The good

  • Current and previous budget information is available online.[14]
  • City meeting schedules, agendas, and minutes are available.[15]
  • Elected officials' names and contact information is available[16][17]
  • Key administrative officials' information is available on each departments' webpage, accessible through the city directory.[18]
  • Audits are accessible.[19]
  • Contact information, as well as service fees, are provided for the Office of the City Clerk for fulfilling public records requests.[20]
  • Information is provided on county and state taxes effecting residents of the city.[21]
  • Business tax information is available.[22]
  • The city lists all applicable fees annually.[23]

The bad

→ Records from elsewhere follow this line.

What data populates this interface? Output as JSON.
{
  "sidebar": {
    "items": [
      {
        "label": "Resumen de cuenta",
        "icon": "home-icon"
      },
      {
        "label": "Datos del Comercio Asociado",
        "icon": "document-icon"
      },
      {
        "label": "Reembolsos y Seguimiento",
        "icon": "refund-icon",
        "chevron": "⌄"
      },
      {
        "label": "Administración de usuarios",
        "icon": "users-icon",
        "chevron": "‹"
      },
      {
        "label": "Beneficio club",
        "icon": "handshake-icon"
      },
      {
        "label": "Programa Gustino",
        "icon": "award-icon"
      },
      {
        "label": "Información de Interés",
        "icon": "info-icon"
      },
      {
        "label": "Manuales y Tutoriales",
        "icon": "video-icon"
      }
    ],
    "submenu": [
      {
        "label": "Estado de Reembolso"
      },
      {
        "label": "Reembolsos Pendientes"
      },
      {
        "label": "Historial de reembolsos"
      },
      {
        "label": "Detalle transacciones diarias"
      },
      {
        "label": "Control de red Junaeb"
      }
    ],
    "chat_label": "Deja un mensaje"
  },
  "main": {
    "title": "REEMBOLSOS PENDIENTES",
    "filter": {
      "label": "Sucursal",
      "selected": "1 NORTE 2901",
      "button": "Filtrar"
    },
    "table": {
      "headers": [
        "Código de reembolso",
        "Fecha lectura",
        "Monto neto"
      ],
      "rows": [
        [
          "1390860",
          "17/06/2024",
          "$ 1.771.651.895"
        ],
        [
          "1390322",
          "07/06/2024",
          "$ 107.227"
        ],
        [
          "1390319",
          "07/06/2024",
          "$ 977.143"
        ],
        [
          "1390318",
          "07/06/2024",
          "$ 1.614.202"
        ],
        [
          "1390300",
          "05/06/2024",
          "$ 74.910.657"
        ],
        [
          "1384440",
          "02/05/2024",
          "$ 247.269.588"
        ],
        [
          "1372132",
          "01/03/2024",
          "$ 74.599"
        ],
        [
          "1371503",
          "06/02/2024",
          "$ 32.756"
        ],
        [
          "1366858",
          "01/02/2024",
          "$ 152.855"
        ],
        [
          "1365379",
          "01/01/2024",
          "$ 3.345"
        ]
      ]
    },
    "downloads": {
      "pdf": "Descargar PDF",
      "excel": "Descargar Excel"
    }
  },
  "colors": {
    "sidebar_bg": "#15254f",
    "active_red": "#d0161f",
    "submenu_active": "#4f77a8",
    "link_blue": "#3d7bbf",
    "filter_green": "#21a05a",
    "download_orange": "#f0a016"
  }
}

  • City contracts are unavailable on the website of the Office of the City Clerk.[24]
  • Building permit forms are not accessible online.[25]
  • The website provides no information on membership in any tax-payer funded lobbying associations.

External links

References